### [Provided data]
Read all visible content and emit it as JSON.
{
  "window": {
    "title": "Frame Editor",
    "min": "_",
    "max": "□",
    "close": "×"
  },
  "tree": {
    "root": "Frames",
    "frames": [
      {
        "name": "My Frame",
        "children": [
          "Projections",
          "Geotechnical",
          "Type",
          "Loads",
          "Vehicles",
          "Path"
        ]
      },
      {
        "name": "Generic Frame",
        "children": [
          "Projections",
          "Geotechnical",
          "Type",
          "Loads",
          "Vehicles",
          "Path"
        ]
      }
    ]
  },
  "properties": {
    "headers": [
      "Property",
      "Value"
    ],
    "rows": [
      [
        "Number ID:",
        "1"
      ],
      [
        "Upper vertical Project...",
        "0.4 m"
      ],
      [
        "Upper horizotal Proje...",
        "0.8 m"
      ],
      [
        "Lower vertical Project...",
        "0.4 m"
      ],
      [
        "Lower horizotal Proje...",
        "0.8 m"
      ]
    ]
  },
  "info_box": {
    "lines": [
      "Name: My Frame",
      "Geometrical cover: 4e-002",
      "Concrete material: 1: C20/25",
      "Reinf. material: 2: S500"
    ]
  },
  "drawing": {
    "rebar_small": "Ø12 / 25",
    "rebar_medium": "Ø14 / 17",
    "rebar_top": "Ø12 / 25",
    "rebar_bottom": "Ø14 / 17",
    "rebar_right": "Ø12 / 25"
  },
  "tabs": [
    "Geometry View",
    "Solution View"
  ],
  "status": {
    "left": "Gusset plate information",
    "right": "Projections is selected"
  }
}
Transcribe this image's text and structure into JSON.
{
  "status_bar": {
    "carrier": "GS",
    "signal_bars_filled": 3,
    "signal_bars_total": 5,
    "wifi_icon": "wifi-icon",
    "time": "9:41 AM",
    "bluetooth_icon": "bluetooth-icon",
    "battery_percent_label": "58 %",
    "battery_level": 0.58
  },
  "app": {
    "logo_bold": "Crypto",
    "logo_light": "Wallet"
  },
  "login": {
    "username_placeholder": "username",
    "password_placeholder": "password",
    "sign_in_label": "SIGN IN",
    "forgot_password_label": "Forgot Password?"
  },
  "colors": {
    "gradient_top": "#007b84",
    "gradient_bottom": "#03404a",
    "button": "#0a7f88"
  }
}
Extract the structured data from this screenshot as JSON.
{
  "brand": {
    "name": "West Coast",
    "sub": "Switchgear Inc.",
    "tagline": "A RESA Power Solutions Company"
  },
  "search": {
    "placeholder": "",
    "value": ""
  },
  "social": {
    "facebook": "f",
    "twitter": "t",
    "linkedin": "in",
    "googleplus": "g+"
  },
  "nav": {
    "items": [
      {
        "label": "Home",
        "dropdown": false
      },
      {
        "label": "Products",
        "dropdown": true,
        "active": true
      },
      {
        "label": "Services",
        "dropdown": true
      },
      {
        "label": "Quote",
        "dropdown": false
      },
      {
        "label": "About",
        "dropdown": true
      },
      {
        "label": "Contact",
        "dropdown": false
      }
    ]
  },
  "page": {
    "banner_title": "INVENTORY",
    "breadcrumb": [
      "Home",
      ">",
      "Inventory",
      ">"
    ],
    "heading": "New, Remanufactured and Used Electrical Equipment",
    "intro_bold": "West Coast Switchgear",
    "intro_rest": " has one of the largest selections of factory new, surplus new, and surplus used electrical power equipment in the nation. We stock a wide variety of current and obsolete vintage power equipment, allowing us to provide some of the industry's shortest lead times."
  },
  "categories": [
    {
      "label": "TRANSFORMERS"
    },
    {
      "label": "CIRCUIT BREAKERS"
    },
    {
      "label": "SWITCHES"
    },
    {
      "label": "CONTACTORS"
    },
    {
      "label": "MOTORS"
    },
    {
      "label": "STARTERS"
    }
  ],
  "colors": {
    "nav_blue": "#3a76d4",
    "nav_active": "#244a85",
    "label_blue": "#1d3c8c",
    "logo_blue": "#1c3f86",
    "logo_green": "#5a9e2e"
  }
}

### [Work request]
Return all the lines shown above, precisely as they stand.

### [Response to this exercise]
Read all visible content and emit it as JSON.
{
  "window": {
    "title": "Frame Editor",
    "min": "_",
    "max": "□",
    "close": "×"
  },
  "tree": {
    "root": "Frames",
    "frames": [
      {
        "name": "My Frame",
        "children": [
          "Projections",
          "Geotechnical",
          "Type",
          "Loads",
          "Vehicles",
          "Path"
        ]
      },
      {
        "name": "Generic Frame",
        "children": [
          "Projections",
          "Geotechnical",
          "Type",
          "Loads",
          "Vehicles",
          "Path"
        ]
      }
    ]
  },
  "properties": {
    "headers": [
      "Property",
      "Value"
    ],
    "rows": [
      [
        "Number ID:",
        "1"
      ],
      [
        "Upper vertical Project...",
        "0.4 m"
      ],
      [
        "Upper horizotal Proje...",
        "0.8 m"
      ],
      [
        "Lower vertical Project...",
        "0.4 m"
      ],
      [
        "Lower horizotal Proje...",
        "0.8 m"
      ]
    ]
  },
  "info_box": {
    "lines": [
      "Name: My Frame",
      "Geometrical cover: 4e-002",
      "Concrete material: 1: C20/25",
      "Reinf. material: 2: S500"
    ]
  },
  "drawing": {
    "rebar_small": "Ø12 / 25",
    "rebar_medium": "Ø14 / 17",
    "rebar_top": "Ø12 / 25",
    "rebar_bottom": "Ø14 / 17",
    "rebar_right": "Ø12 / 25"
  },
  "tabs": [
    "Geometry View",
    "Solution View"
  ],
  "status": {
    "left": "Gusset plate information",
    "right": "Projections is selected"
  }
}
Transcribe this image's text and structure into JSON.
{
  "status_bar": {
    "carrier": "GS",
    "signal_bars_filled": 3,
    "signal_bars_total": 5,
    "wifi_icon": "wifi-icon",
    "time": "9:41 AM",
    "bluetooth_icon": "bluetooth-icon",
    "battery_percent_label": "58 %",
    "battery_level": 0.58
  },
  "app": {
    "logo_bold": "Crypto",
    "logo_light": "Wallet"
  },
  "login": {
    "username_placeholder": "username",
    "password_placeholder": "password",
    "sign_in_label": "SIGN IN",
    "forgot_password_label": "Forgot Password?"
  },
  "colors": {
    "gradient_top": "#007b84",
    "gradient_bottom": "#03404a",
    "button": "#0a7f88"
  }
}
Extract the structured data from this screenshot as JSON.
{
  "brand": {
    "name": "West Coast",
    "sub": "Switchgear Inc.",
    "tagline": "A RESA Power Solutions Company"
  },
  "search": {
    "placeholder": "",
    "value": ""
  },
  "social": {
    "facebook": "f",
    "twitter": "t",
    "linkedin": "in",
    "googleplus": "g+"
  },
  "nav": {
    "items": [
      {
        "label": "Home",
        "dropdown": false
      },
      {
        "label": "Products",
        "dropdown": true,
        "active": true
      },
      {
        "label": "Services",
        "dropdown": true
      },
      {
        "label": "Quote",
        "dropdown": false
      },
      {
        "label": "About",
        "dropdown": true
      },
      {
        "label": "Contact",
        "dropdown": false
      }
    ]
  },
  "page": {
    "banner_title": "INVENTORY",
    "breadcrumb": [
      "Home",
      ">",
      "Inventory",
      ">"
    ],
    "heading": "New, Remanufactured and Used Electrical Equipment",
    "intro_bold": "West Coast Switchgear",
    "intro_rest": " has one of the largest selections of factory new, surplus new, and surplus used electrical power equipment in the nation. We stock a wide variety of current and obsolete vintage power equipment, allowing us to provide some of the industry's shortest lead times."
  },
  "categories": [
    {
      "label": "TRANSFORMERS"
    },
    {
      "label": "CIRCUIT BREAKERS"
    },
    {
      "label": "SWITCHES"
    },
    {
      "label": "CONTACTORS"
    },
    {
      "label": "MOTORS"
    },
    {
      "label": "STARTERS"
    }
  ],
  "colors": {
    "nav_blue": "#3a76d4",
    "nav_active": "#244a85",
    "label_blue": "#1d3c8c",
    "logo_blue": "#1c3f86",
    "logo_green": "#5a9e2e"
  }
}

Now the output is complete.